Live at the Market Theatre (Times Square Records/Four Quarters FQT-CD-1805, 2007)
My task here is made immeasurably easier by the fact that Hugh Masekela needs no introduction. His distinctive flugelhorn, vocal and composing skills and knack for combining African, jazz and pop elements have long since assured his status as a world music legend.
He’s one of the old guard of South African music, a source of strength and inspiration through the vile apartheid regime and beyond. It seems perfectly fitting, then, that Masekela should be among those helping to celebrate the 30th anniversary of the Market Theatre, a South African cultural institution where many of the country’s great playwrights and actors presented subversive, liberation-minded works that paralleled the efforts of their music-making peers.
Joined on this double CD set by a crackling group of veteran players, Masekela blazes, simmers, swings and scats through some of his greatest works. Classics like "District Six," "Stimela," "Uptownship" and "Mandela (Bring Him Back Home)" sound as great as ever, due in no small part to the way Masekela and his troop take the originals in directions that maximize rhythm and melody and allow the band to stretch out.

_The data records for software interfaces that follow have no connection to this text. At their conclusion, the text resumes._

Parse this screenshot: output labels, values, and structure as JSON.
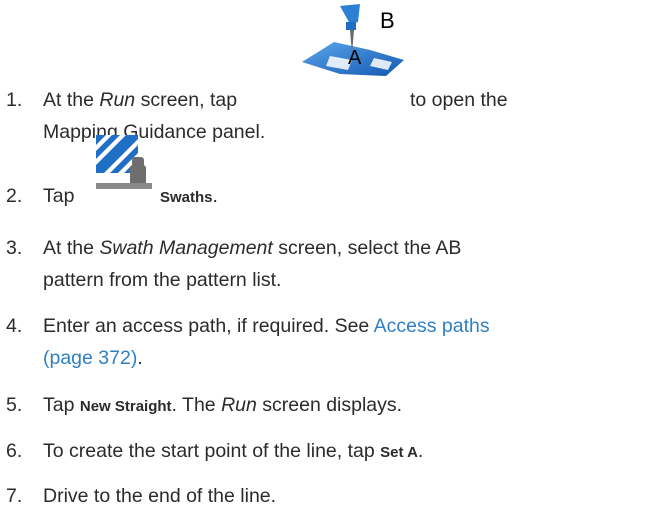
{
  "steps": [
    {
      "num": "1.",
      "line1_a": "At the ",
      "line1_em": "Run",
      "line1_b": " screen, tap",
      "line1_c": "to open the",
      "line2": "Mapping Guidance panel.",
      "icon": "ab-pin-icon",
      "icon_label_a": "A",
      "icon_label_b": "B"
    },
    {
      "num": "2.",
      "a": "Tap",
      "ui": "Swaths",
      "b": ".",
      "icon": "swaths-icon"
    },
    {
      "num": "3.",
      "line1_a": "At the ",
      "line1_em": "Swath Management",
      "line1_b": " screen, select the AB",
      "line2": "pattern from the pattern list."
    },
    {
      "num": "4.",
      "line1_a": "Enter an access path, if required. See ",
      "link_a": "Access paths",
      "link_b": "(page 372)",
      "line2_b": "."
    },
    {
      "num": "5.",
      "a": "Tap ",
      "ui": "New Straight",
      "b": ". The ",
      "em": "Run",
      "c": " screen displays."
    },
    {
      "num": "6.",
      "a": "To create the start point of the line, tap ",
      "ui": "Set A",
      "b": "."
    },
    {
      "num": "7.",
      "a": "Drive to the end of the line."
    }
  ],
  "colors": {
    "text": "#2b2b2b",
    "link": "#2e7fc3",
    "icon_blue": "#1f6fc5"
  }
}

Even that old chestnut "Grazing in the Grass" clocks in at over 14 minutes. Plus the cover versions, including Fela Kuti’s "Lady" and Orlando Julius Ekemode’s "Ashiko" percolate with the same kind of excellence.
After decades as a musician, activist and all-around icon, Masekela still packs a punch like no other. These two discs feature him giving his all on his native soul and are powerful at every turn.